▸ What is being asked
Count, in the entries below, the lines in which "JSON" occurs. Give the number, nothing more.

#### Data for processing ####

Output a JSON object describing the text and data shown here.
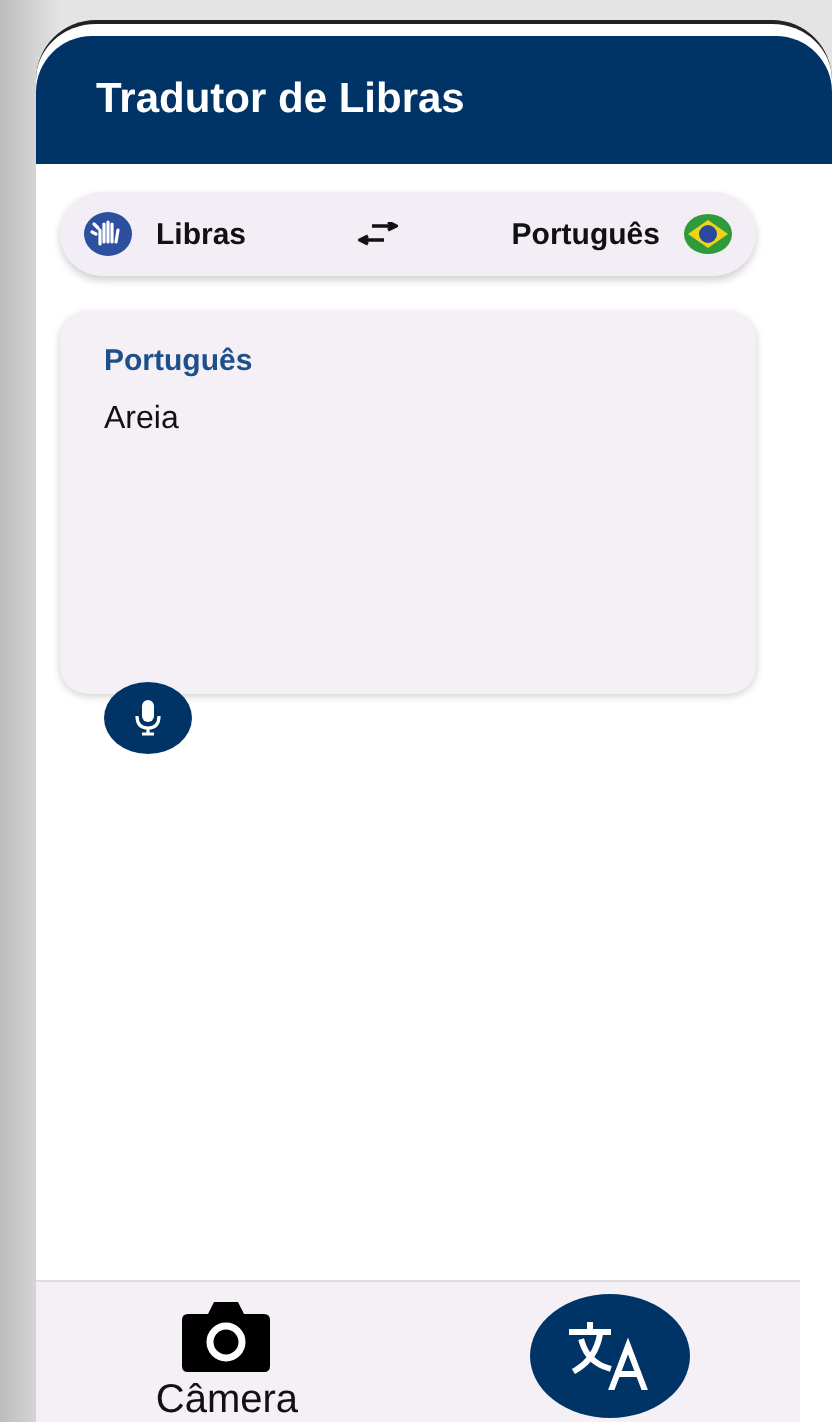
{
  "app_bar": {
    "title": "Tradutor de Libras"
  },
  "language_bar": {
    "source": "Libras",
    "target": "Português"
  },
  "input_card": {
    "label": "Português",
    "text": "Areia"
  },
  "bottom_nav": [
    {
      "kind": "camera",
      "label": "Câmera",
      "selected": false
    },
    {
      "kind": "translate",
      "selected": true
    }
  ]
}
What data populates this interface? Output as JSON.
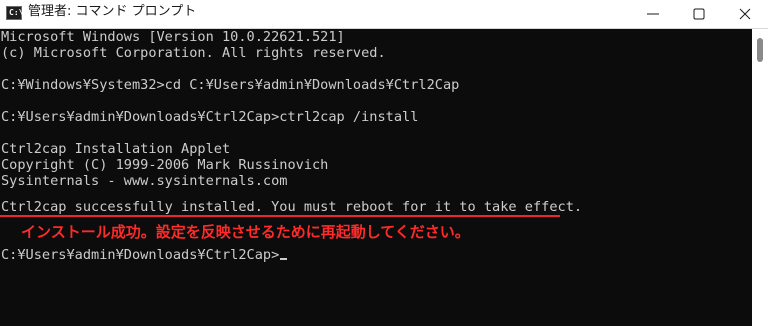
{
  "window": {
    "title": "管理者: コマンド プロンプト",
    "icon": "command-prompt-icon"
  },
  "titlebar_controls": {
    "minimize_icon": "minimize-icon",
    "maximize_icon": "maximize-icon",
    "close_icon": "close-icon"
  },
  "console": {
    "lines": [
      "Microsoft Windows [Version 10.0.22621.521]",
      "(c) Microsoft Corporation. All rights reserved.",
      "",
      "C:¥Windows¥System32>cd C:¥Users¥admin¥Downloads¥Ctrl2Cap",
      "",
      "C:¥Users¥admin¥Downloads¥Ctrl2Cap>ctrl2cap /install",
      "",
      "Ctrl2cap Installation Applet",
      "Copyright (C) 1999-2006 Mark Russinovich",
      "Sysinternals - www.sysinternals.com",
      "",
      "Ctrl2cap successfully installed. You must reboot for it to take effect."
    ],
    "prompt": "C:¥Users¥admin¥Downloads¥Ctrl2Cap>"
  },
  "annotation": {
    "text": "インストール成功。設定を反映させるために再起動してください。",
    "color": "#ff2a2a"
  },
  "colors": {
    "console_bg": "#0c0c0c",
    "console_fg": "#cccccc",
    "underline": "#e8282b"
  }
}
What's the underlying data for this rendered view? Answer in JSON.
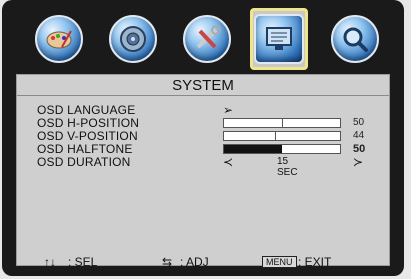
{
  "tabs": [
    {
      "icon": "palette-icon"
    },
    {
      "icon": "speaker-icon"
    },
    {
      "icon": "tools-icon"
    },
    {
      "icon": "monitor-icon",
      "selected": true
    },
    {
      "icon": "magnifier-icon"
    }
  ],
  "panel": {
    "title": "SYSTEM",
    "items": [
      {
        "label": "OSD  LANGUAGE",
        "control": "arrow",
        "arrow": "➢"
      },
      {
        "label": "OSD  H-POSITION",
        "control": "bar",
        "value": "50",
        "level": 0.5
      },
      {
        "label": "OSD  V-POSITION",
        "control": "bar",
        "value": "44",
        "level": 0.44
      },
      {
        "label": "OSD  HALFTONE",
        "control": "bar-dark",
        "value": "50",
        "level": 0.5
      },
      {
        "label": "OSD  DURATION",
        "control": "select",
        "left_arrow": "≺",
        "value": "15  SEC",
        "right_arrow": "≻"
      }
    ]
  },
  "footer": {
    "sel_keys": "↑↓",
    "sel_label": ":  SEL",
    "adj_keys": "⇆",
    "adj_label": ":  ADJ",
    "menu_key": "MENU",
    "exit_label": ":  EXIT"
  },
  "colors": {
    "frame": "#1a1a1a",
    "panel": "#cfcfcf",
    "selected_border": "#f0e58a"
  }
}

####

▸ Response to the exercise
3